the wind first—that will be us.” It was like what Rebecca did—he used the crisis they were facing to inspire action by his
team. Together they decided to break into sub teams to attack issues and opportunities– they became a team of teams.
The company went on to become one of the fastest growing companies and the top performing company on the
American Stock Exchange for three years. Forty years later, the story of that meeting is still Keane history.

What is a team of teams?

Stanley McChrystal, a retired four-star general in the U.S. Army and now a partner and founder of the McChrystal Group,
wrote the book on the team of teams concept based on his experience in Iraq heading up the Joint Special Operations
Task Force. In the mid 2000s, he faced a physical enemy that, something like COVID-19, was relentless and
unpredictable. His mission was to disrupt and disable Al-Qaeda, but the Task Force troops were suffering intolerable
casualties. McChrystal realized that traditional rules of engagement did not apply. It was time to innovate.
McChrystal believed in empowering small teams. With more than 100,000 troops in place from multiple countries, he
understood that the mission would only succeed through interconnected teams. He called this approach the team of
teams.

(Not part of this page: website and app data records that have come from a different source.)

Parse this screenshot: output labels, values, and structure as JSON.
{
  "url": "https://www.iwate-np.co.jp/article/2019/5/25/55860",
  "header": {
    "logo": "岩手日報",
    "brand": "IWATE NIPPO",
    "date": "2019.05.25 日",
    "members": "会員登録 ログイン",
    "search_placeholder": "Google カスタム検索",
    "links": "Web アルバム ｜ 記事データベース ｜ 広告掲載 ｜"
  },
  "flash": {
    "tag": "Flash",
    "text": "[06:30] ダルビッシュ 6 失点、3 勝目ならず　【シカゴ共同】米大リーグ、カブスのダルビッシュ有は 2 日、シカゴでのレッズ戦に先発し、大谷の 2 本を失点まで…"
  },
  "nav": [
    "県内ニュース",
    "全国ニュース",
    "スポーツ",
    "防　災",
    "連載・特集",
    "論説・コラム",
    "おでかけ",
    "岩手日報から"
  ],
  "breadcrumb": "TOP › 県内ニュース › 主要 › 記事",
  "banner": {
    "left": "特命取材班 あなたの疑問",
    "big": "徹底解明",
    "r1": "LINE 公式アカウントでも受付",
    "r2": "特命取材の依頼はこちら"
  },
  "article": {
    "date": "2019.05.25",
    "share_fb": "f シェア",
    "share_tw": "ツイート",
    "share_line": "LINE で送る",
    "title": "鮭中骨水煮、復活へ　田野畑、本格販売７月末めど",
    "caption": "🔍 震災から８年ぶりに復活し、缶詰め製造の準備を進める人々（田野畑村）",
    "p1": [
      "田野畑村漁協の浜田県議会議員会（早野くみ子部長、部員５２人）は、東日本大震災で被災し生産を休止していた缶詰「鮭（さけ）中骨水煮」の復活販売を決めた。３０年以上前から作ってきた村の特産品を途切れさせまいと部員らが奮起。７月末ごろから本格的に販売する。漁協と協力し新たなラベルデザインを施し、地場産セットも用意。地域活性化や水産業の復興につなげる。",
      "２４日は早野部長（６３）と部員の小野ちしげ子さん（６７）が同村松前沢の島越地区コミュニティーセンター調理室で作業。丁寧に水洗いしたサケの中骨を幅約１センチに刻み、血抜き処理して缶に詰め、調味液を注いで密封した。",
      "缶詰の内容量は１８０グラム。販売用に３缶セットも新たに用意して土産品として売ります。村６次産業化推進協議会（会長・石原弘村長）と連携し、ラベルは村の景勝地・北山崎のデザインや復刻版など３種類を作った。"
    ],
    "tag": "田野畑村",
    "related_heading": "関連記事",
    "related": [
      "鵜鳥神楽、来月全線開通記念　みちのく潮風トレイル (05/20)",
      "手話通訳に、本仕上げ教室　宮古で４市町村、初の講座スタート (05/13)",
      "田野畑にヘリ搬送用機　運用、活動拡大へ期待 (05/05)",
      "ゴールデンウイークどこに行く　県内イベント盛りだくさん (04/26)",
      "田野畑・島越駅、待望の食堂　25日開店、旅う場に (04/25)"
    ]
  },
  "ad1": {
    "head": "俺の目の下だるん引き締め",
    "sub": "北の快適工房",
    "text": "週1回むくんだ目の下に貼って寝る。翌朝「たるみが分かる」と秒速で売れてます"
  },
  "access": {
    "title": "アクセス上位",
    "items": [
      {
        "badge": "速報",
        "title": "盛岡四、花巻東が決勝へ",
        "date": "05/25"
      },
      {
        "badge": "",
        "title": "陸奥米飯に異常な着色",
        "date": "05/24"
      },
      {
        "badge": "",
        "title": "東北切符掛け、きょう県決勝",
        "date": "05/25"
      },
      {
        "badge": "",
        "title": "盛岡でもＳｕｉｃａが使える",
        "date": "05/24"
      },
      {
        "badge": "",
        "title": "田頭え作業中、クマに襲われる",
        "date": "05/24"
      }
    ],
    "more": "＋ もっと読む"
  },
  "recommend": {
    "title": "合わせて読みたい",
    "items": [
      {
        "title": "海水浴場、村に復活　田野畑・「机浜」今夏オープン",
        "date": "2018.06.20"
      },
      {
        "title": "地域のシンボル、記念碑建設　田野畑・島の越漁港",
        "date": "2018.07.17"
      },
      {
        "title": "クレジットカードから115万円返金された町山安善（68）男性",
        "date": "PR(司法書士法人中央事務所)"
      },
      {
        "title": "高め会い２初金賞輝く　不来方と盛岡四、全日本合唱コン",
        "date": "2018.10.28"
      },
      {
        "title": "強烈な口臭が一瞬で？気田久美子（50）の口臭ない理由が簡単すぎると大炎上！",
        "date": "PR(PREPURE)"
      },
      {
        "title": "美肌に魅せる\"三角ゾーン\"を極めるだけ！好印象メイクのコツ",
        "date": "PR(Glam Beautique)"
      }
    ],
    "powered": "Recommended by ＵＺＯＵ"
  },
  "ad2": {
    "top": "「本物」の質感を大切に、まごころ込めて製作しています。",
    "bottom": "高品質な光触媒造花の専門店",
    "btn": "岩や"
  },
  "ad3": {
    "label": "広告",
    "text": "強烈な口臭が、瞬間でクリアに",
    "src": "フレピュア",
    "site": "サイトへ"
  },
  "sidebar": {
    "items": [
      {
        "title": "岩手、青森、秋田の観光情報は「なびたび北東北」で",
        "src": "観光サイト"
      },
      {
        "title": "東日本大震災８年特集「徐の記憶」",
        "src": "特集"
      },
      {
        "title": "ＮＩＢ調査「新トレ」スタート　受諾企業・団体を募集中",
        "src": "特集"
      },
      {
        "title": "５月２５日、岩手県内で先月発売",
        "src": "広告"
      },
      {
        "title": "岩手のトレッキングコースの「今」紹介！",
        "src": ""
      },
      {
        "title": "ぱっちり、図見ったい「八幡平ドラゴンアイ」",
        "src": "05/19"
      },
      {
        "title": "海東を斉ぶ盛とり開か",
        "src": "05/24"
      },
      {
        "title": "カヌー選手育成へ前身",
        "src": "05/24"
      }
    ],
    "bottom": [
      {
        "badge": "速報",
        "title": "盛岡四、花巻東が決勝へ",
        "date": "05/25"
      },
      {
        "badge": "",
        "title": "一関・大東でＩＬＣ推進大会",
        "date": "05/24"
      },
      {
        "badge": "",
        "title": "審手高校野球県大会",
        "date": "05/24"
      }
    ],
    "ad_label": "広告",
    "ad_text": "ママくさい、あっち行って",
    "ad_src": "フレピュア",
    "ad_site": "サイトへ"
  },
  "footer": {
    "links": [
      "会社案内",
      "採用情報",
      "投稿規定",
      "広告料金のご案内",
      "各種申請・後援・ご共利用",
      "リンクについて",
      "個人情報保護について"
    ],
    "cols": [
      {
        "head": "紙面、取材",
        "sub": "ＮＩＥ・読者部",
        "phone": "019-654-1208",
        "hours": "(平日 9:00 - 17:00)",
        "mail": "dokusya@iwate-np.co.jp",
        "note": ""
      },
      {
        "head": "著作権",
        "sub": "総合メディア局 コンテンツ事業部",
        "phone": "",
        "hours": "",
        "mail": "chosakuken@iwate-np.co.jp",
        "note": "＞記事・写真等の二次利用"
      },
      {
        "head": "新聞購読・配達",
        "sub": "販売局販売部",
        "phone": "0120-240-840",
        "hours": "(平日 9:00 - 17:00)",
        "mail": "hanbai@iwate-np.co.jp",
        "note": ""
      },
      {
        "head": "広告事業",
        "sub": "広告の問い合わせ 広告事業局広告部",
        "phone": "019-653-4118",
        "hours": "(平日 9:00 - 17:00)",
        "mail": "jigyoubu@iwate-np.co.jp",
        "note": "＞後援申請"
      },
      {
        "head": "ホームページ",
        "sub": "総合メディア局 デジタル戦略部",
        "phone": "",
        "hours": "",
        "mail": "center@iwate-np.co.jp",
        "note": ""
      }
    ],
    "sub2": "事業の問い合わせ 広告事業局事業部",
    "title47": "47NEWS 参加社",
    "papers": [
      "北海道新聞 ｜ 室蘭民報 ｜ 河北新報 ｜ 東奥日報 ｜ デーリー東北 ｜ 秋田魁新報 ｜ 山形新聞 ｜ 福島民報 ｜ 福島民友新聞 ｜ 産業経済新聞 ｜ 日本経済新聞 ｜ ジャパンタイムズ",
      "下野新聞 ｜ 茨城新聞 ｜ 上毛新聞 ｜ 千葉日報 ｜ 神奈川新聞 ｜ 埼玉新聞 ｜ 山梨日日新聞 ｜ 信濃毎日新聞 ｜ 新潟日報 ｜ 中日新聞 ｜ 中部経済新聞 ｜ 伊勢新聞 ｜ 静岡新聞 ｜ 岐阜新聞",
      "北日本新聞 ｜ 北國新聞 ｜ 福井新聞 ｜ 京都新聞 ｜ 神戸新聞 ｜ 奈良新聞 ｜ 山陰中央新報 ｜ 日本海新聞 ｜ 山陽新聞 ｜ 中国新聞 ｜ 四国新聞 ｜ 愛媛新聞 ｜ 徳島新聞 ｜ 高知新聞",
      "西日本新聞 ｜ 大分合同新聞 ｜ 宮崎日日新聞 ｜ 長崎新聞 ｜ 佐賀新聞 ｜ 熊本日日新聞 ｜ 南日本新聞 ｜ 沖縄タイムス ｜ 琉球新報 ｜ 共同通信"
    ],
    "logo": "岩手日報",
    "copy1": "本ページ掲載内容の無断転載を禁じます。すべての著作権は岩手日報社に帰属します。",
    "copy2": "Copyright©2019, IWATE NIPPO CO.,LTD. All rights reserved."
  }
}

His key innovation was the realization that the traditional chain of command would not work. He used the acute stress
he was facing to create a web of inclusion, with tightly connected communication channels working together with the
following principles:
• A common purpose
• Fostering shared consciousness
• Empowered execution
• Clear trust

McChrystal’s immediate motivation was his unique situational awareness. I think that his greatest strength was more
about situational permission—faced with a crisis, he gave his teams permission to do things in a new way.
Leading teams in crisis requires bold tactics that increase the chance of being a more efficient, effective, productive, and
innovative team of teams. This requires careful planning and enormous focus on remaining agile in both designing
strategy and implementing with operational excellence.

Here are key action steps for creating your own team of teams strategy:
1. If you are the leader, do a self-examination of your own stress. Assess both your positive stress drivers and
opportunities, as well as things that create negative stress. Remember you cannot unleash the power of purpose
if you are feeling chronic stress symptoms.
2. Assess all team members as in action step 1.
3. Set daily and weekly priorities that will then be assigned to a team leader.
4. In order to get the right people involved with maximum return, assign each team member to one of these four
boxes. From this you will be able to get people to maximize their gifts and expertise, which automatically will
produce positive stress and ensure balanced teams. People feel more positive stress when they are working on
problems and projects that fit their strengths
Philip J. Harkins www.prossimoglobal.com 4
5. In attacking problems, projects, and opportunities, use the ABT Tool to ensure that every team has an
achievable purpose that can be translated into a believable plan and then transferred and communicated with
others so there is shared consciousness.
6. Consistently assess, measure, and evaluate progress and stress levels. When you see team members starting to
freeze, get them involved with an achievable goal that will refocus and produce positive stress.

Leading in hard times is both an art and a science. The art is keeping everyone on the team inspired and motivated. Stay
religiously focused on frequent communication. The science is following the disciplined action steps above. Ensure that
everyone on the team is doing his or her share to create positive stress so they can stay at the top of their game.
Keep in the back of your mind that teams can thrive during times of crisis and the people on these teams will share
stories on how they did it for generations to come.

For more information please feel free to reach out to Phil Harkins at phil@prossimoglobal.com or for Mark Servodidio
at mark@prossimoglobal.com

For more information on Prossimo Global Partners please visit our website at www.prossimoglobal.com

Share This Article